_REQUIRED ACTION_:
For each line below that includes the word "BaseScript", make a copy.

Website and app data records

───

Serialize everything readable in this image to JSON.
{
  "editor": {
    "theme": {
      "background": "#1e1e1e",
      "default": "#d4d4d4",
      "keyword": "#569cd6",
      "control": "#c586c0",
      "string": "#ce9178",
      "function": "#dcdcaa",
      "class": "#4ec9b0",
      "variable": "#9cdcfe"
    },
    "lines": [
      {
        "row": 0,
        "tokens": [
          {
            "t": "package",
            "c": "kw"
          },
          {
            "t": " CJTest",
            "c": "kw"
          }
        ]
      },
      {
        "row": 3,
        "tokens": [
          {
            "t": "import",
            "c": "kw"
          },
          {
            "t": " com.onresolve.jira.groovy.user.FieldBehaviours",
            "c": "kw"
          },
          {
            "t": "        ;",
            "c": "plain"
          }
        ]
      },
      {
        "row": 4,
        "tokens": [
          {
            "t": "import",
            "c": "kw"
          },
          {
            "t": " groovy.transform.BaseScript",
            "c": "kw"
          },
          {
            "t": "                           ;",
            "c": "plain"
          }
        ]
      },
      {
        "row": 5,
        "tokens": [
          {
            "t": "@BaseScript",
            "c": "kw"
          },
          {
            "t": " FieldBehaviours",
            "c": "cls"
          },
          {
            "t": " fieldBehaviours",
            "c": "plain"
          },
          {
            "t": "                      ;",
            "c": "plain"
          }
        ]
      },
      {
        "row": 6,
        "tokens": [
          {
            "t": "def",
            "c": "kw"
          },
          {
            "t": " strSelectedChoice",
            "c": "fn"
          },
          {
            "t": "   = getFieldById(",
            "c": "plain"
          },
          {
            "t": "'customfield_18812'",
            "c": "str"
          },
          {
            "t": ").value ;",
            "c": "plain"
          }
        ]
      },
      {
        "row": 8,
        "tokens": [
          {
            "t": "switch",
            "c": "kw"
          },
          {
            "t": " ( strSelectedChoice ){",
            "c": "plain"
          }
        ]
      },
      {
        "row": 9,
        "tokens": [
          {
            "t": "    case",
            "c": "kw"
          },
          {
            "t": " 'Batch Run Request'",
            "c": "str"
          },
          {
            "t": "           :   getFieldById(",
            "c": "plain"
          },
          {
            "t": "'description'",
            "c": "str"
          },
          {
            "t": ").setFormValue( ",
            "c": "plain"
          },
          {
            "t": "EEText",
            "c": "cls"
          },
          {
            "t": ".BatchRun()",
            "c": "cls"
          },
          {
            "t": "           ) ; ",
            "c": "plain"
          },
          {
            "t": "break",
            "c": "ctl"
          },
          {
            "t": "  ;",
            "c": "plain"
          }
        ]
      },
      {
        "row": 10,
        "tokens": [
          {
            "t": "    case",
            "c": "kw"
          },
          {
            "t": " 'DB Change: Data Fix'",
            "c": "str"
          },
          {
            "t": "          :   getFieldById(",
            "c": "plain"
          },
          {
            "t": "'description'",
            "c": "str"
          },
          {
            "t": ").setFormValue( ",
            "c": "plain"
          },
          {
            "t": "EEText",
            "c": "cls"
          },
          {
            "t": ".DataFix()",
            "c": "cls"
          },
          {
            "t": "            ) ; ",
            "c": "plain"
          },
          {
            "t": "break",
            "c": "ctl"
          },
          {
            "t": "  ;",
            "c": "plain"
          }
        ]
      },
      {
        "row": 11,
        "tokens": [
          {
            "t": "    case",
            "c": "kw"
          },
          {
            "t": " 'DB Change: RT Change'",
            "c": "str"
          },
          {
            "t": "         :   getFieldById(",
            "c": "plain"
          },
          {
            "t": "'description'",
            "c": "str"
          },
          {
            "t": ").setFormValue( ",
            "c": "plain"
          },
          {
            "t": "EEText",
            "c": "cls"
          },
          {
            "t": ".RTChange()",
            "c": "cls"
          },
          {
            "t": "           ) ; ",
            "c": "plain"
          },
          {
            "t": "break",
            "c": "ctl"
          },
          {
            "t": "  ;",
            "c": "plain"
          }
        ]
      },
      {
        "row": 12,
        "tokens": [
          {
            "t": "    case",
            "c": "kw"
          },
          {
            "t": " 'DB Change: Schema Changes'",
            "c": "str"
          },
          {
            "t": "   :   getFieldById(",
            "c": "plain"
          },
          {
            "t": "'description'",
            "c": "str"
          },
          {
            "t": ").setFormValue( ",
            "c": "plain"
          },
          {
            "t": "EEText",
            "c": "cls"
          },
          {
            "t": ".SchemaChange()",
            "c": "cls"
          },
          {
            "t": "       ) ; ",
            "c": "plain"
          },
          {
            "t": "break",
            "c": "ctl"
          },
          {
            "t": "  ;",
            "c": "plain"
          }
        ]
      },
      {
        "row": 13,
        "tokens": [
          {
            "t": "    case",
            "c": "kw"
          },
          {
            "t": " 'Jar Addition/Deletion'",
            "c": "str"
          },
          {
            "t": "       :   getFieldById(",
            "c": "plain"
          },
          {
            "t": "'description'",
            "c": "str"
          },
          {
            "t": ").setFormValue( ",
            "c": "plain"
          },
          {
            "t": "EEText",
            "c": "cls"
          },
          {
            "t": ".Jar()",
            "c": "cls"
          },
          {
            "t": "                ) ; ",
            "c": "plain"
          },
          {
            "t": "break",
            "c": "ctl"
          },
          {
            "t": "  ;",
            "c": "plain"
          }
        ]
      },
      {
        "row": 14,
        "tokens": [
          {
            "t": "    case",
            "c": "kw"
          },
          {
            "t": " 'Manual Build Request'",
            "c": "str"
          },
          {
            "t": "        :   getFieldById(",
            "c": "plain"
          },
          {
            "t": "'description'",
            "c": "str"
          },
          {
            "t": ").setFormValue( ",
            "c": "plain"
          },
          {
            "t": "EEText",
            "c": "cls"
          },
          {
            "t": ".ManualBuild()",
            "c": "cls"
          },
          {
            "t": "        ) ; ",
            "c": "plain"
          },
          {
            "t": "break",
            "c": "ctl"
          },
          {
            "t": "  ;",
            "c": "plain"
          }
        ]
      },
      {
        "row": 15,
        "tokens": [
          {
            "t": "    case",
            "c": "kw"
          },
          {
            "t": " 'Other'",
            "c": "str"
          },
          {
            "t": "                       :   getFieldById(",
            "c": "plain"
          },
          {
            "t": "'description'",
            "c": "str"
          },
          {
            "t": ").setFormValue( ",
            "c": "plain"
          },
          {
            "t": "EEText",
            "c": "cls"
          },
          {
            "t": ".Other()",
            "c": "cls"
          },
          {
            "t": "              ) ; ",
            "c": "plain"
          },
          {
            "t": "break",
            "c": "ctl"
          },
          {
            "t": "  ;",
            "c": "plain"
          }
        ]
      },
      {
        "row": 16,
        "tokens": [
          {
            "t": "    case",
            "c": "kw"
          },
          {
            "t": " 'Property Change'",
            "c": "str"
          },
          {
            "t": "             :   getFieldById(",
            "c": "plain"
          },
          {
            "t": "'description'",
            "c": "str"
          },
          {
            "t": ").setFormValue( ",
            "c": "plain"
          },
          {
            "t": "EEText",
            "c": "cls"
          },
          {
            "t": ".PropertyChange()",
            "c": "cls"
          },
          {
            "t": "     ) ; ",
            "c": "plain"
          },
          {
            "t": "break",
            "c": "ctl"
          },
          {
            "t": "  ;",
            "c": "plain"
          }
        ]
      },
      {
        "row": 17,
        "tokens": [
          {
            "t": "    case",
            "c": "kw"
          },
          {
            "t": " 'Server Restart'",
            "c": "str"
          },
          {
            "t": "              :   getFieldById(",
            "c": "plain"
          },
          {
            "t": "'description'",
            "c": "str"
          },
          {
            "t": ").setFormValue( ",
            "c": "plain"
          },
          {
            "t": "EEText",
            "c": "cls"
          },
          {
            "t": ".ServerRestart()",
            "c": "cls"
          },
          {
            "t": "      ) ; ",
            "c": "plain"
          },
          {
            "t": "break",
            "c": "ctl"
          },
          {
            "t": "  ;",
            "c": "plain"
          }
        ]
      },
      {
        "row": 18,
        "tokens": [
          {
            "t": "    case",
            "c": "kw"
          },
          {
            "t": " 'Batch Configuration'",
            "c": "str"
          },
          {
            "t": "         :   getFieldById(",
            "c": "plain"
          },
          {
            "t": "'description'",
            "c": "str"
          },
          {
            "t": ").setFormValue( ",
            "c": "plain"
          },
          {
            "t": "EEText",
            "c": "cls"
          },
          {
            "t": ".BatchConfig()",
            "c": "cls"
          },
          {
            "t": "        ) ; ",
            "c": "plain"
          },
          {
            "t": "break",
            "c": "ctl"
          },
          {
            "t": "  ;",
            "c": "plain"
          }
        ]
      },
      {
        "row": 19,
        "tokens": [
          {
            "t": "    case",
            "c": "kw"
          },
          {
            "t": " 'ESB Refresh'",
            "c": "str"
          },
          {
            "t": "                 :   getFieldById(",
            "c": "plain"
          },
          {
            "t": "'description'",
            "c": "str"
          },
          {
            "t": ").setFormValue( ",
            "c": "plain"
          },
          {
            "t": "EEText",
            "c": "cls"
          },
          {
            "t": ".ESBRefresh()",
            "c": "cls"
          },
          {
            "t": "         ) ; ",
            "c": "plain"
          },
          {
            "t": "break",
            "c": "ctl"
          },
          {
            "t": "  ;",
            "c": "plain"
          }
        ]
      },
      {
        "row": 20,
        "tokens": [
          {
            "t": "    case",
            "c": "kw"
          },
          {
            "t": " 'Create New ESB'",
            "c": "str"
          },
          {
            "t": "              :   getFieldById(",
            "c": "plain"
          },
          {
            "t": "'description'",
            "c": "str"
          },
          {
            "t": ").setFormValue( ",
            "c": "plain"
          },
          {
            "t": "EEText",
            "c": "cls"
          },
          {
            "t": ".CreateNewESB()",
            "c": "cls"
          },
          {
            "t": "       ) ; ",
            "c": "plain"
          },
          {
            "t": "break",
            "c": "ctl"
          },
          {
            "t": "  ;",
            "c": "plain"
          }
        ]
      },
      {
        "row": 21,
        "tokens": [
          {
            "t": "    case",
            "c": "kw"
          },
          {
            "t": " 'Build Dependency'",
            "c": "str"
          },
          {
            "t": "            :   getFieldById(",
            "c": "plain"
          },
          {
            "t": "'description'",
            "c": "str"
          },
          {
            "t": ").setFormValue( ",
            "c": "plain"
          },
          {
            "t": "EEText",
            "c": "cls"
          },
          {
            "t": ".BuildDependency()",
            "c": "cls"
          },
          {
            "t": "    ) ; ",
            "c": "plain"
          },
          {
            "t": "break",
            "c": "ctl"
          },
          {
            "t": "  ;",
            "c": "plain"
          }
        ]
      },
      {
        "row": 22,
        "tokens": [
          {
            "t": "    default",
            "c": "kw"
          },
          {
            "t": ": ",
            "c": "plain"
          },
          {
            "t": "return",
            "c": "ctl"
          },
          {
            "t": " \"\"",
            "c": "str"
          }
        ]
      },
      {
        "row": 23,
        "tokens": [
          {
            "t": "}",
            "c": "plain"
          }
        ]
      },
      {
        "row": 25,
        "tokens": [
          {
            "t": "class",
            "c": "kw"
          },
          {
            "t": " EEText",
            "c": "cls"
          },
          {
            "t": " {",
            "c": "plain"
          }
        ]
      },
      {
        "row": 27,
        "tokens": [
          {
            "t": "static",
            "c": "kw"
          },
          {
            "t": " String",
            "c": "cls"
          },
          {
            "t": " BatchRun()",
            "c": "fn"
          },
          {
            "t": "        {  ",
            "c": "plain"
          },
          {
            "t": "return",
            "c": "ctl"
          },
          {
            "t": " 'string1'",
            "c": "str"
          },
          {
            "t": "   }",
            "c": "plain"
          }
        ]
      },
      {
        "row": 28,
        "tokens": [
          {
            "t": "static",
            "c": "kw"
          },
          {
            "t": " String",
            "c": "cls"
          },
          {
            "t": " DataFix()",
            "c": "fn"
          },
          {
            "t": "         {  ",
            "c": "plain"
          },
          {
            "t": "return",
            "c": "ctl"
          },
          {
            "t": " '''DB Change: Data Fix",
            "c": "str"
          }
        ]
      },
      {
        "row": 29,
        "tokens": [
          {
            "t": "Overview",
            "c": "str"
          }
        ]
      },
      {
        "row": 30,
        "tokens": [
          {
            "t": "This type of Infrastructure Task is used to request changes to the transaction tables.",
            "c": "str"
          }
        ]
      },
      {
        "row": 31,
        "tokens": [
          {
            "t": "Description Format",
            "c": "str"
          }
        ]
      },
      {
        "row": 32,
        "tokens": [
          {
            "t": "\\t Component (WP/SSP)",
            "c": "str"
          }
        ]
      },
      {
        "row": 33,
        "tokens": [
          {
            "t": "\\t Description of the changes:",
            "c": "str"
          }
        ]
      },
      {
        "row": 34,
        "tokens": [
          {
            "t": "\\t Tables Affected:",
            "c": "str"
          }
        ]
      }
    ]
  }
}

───

_EXPECTED ANSWER_:
            "t": " groovy.transform.BaseScript",
            "t": "@BaseScript",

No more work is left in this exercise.